He is no longer an atheist. He leans strongly towards Christianity, which his wife has largely embraced after a brush with cancer.
But Jordan Peterson shies away from outright and unreserved acceptance of Christianity, mainly because he feels the implications are overwhelming in terms of the code of conduct expected.
“Who would have the audacity to claim that they believed in God if they examined the way they lived?” he says on a Pursuit of Meaning YouTube video. “People have asked me if I believe in God. I’ve answered in various ways: ‘No, but I’m afraid he probably exists.’ While I try to act like I believe, I never claim that I manage it.”
A behavioral psychologist and university professor from Canada, Peterson has rocketed to herodom among Christian pundits because, as a cultural icon, he opposed gender confusion and the cancel culture sweeping politics, the media and academia. He doesn’t like the attempts to force people to not think for themselves.
His best-selling 12 Rules for Life affirms traditional masculinity, which current culture calls “toxic,” and offers itself as an antidote to the moral chaos heralded widely now in Western nations. He’s pronounced himself in favor of Biblical morality.
With this shift towards Christian values and Christian cultural ideas, the loudest liberals “cast him as a far-right boogeyman riding the wave of a misogynistic backlash,” according to the Los Angeles Times, but in reality, he’s not. He has all kinds of ideas, and he’s unafraid to share them.
Peterson has even presented a series of lectures on the bible. But don’t expect an inspirational devotion like your pastor’s; Peterson legitimizes the bible but examines it through a Jungian psychological optic.
He offers insight as to why God didn’t punish Cain more severely. He explains that skeptics can’t easily shrug off the resurrection with the claim that it’s simply a forged copy of various resurrection myths from different cultures for one simple fact: Jesus was a real historical person while other resurrection myths only portray mythological persons.

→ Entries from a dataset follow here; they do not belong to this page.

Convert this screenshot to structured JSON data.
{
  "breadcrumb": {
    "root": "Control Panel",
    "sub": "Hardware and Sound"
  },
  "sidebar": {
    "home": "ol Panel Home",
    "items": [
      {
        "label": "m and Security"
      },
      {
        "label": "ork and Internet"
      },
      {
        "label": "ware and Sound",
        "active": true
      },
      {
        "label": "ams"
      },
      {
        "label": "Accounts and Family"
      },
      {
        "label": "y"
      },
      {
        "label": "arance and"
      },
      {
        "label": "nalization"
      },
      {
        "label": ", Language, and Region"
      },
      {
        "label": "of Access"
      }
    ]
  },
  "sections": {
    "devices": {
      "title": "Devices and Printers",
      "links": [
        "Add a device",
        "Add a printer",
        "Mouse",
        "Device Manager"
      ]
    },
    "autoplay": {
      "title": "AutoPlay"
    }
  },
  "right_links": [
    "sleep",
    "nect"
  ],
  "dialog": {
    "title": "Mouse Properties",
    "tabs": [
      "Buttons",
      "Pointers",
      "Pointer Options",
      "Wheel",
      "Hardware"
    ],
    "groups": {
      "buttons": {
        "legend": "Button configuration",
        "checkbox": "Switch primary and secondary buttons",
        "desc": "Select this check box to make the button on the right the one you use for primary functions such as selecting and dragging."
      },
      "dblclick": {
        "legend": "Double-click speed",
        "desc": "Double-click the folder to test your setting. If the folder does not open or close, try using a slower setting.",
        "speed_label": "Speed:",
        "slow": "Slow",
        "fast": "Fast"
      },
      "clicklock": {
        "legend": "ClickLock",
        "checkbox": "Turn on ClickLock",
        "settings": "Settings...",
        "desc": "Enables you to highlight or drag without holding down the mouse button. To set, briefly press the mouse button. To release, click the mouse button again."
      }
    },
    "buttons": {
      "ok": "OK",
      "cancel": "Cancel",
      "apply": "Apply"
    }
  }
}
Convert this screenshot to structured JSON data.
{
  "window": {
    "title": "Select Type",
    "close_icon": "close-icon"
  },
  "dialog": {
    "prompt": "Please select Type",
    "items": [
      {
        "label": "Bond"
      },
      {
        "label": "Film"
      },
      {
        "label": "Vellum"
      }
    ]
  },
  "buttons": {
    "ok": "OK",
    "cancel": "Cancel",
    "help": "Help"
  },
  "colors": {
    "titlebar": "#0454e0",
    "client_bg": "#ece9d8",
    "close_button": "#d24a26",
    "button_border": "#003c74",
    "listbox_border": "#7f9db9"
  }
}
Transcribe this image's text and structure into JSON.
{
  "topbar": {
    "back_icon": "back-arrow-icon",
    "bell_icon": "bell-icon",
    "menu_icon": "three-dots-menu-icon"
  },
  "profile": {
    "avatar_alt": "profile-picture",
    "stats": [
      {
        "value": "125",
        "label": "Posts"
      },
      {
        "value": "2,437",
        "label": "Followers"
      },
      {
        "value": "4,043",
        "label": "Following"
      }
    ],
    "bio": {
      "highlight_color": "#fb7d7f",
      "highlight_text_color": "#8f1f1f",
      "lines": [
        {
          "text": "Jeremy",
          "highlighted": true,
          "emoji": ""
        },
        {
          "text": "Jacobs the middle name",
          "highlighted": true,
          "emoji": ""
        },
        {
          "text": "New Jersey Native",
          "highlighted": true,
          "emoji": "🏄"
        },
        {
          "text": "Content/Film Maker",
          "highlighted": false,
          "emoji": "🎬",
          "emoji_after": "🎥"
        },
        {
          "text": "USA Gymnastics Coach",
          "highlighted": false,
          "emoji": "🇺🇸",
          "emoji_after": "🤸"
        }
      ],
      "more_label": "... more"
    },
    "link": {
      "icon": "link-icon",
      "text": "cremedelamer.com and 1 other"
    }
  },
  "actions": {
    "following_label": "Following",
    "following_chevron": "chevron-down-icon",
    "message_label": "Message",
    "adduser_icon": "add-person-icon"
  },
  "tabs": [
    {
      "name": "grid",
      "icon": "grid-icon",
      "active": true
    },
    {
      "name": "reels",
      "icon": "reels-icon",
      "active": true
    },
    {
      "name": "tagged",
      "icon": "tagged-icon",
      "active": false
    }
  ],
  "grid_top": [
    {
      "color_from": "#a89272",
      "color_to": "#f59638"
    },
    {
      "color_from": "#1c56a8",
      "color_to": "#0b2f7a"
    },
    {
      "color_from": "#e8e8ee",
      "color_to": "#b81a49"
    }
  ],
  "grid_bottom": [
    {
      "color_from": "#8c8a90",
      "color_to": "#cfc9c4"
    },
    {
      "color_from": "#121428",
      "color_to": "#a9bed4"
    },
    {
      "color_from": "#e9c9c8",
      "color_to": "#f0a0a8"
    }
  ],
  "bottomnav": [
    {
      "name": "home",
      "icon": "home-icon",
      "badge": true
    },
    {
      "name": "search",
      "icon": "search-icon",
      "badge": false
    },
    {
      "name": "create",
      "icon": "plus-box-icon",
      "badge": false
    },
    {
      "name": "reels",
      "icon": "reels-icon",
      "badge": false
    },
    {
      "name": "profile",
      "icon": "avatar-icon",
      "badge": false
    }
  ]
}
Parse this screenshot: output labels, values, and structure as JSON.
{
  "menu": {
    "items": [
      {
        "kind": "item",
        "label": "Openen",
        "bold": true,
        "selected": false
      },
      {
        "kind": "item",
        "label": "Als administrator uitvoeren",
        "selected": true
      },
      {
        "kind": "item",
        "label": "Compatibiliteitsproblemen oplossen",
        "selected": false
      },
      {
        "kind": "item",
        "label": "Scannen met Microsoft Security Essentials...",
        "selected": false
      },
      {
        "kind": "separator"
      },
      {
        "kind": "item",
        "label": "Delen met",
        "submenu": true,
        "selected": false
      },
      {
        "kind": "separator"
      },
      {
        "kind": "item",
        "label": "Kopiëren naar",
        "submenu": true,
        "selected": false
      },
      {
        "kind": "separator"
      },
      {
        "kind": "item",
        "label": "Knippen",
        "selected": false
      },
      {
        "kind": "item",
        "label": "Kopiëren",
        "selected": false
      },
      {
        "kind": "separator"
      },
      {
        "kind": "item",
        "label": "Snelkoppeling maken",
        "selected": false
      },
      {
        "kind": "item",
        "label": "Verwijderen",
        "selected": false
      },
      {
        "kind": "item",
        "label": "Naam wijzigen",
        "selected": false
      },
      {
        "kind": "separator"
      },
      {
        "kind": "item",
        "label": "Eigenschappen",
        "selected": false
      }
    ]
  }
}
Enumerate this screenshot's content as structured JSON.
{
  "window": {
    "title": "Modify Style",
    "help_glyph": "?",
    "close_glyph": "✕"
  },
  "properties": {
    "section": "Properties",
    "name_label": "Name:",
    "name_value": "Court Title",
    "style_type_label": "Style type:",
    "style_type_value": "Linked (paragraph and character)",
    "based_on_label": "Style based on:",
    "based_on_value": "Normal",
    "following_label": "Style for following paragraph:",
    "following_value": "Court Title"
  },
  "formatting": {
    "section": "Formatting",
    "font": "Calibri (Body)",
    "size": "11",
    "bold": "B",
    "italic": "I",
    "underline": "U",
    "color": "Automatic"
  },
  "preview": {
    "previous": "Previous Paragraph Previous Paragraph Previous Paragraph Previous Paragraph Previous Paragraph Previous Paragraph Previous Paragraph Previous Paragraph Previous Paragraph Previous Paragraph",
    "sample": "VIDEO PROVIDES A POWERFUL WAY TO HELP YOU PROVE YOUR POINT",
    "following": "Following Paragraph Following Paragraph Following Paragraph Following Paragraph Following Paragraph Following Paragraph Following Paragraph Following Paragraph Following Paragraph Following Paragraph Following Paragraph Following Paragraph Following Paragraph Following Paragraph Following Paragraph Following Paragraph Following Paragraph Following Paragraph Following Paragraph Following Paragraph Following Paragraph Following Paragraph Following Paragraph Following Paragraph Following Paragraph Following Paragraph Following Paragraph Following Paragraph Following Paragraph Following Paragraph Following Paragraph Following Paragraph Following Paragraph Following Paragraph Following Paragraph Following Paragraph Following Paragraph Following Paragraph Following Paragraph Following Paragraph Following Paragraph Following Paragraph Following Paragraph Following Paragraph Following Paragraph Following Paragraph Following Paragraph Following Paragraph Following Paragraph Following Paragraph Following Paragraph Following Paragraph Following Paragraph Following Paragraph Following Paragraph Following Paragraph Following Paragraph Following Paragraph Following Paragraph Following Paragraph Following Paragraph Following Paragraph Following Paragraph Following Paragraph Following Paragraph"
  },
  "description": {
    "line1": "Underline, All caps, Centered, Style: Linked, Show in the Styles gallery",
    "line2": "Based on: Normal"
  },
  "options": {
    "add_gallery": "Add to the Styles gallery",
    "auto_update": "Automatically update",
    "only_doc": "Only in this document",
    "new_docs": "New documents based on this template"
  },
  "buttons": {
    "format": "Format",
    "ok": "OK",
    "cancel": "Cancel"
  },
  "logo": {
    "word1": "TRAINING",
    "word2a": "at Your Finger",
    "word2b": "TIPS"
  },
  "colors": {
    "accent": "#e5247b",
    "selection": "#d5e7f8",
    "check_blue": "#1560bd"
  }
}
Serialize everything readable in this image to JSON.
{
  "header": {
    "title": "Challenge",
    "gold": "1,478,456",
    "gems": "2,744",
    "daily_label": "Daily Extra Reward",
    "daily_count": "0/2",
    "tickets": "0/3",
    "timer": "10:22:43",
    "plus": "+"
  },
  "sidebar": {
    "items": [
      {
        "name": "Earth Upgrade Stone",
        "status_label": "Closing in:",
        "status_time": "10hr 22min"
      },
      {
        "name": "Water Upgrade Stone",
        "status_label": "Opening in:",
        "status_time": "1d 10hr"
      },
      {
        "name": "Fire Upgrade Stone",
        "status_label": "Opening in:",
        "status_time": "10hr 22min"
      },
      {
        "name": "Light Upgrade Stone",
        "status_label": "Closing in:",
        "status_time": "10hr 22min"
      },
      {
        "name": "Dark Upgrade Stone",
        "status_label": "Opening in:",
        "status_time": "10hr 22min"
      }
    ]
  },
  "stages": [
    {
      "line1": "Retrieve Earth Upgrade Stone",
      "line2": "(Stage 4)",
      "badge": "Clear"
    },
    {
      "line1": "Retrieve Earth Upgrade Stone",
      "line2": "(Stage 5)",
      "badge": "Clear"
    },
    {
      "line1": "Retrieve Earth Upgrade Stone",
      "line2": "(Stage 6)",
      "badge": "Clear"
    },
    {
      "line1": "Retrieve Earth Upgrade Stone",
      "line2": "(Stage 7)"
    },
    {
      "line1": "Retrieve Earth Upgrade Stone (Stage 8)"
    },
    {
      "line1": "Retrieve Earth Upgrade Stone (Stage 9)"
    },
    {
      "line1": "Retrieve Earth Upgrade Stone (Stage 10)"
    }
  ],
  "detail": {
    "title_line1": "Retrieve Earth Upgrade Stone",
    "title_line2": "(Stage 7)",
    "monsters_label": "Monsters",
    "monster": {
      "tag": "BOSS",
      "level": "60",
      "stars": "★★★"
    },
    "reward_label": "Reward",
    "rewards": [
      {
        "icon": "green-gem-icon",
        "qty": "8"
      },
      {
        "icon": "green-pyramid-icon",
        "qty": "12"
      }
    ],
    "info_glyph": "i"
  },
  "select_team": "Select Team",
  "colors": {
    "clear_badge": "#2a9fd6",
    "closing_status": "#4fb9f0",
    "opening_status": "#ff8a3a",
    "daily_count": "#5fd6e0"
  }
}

“What you have in the figure of Christ is an actual person who actually lived, plus a myth, and, in some sense, Christ is the union of those two things,” he says. “The problem is I probably believe that, but I’m amazed at my own belief and I don’t… Read the rest: Is Jordan Peterson Christian?